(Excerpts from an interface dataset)
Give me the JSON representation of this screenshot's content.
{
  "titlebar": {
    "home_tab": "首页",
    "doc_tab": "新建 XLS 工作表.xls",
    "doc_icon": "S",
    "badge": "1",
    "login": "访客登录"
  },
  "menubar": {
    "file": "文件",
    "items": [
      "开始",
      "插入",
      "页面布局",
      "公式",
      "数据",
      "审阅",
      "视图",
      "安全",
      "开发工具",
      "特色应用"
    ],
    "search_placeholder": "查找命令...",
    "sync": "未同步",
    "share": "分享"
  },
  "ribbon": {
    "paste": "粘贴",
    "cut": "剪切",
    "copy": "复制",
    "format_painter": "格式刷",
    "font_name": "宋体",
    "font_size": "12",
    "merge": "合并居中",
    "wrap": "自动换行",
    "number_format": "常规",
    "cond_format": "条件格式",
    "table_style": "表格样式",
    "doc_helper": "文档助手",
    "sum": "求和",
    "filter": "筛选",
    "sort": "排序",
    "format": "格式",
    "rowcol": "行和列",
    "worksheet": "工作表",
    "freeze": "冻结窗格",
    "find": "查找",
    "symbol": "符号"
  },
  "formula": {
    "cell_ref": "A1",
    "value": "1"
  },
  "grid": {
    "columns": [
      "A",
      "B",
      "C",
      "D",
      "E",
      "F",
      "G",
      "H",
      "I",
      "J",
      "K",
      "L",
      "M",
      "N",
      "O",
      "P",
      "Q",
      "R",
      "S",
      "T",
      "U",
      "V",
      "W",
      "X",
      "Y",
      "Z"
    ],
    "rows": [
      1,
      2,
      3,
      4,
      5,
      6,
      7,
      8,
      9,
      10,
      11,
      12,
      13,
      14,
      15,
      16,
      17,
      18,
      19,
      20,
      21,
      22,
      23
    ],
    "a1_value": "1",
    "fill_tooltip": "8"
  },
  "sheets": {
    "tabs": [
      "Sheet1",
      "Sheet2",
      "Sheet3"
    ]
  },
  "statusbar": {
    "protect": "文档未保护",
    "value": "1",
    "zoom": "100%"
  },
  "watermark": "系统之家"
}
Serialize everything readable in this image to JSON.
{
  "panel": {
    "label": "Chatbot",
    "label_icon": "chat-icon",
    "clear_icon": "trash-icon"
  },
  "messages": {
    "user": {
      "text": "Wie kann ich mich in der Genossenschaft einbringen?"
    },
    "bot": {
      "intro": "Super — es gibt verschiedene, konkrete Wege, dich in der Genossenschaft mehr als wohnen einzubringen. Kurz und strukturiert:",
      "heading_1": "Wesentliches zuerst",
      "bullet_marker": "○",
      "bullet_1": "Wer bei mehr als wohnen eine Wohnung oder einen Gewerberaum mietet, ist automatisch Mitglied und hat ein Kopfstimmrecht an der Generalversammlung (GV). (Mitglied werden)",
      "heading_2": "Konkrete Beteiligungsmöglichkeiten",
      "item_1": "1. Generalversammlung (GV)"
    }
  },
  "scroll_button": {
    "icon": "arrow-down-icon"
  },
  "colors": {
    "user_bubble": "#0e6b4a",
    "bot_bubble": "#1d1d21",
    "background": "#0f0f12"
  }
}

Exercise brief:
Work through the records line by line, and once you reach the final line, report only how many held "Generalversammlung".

Expected answer:
2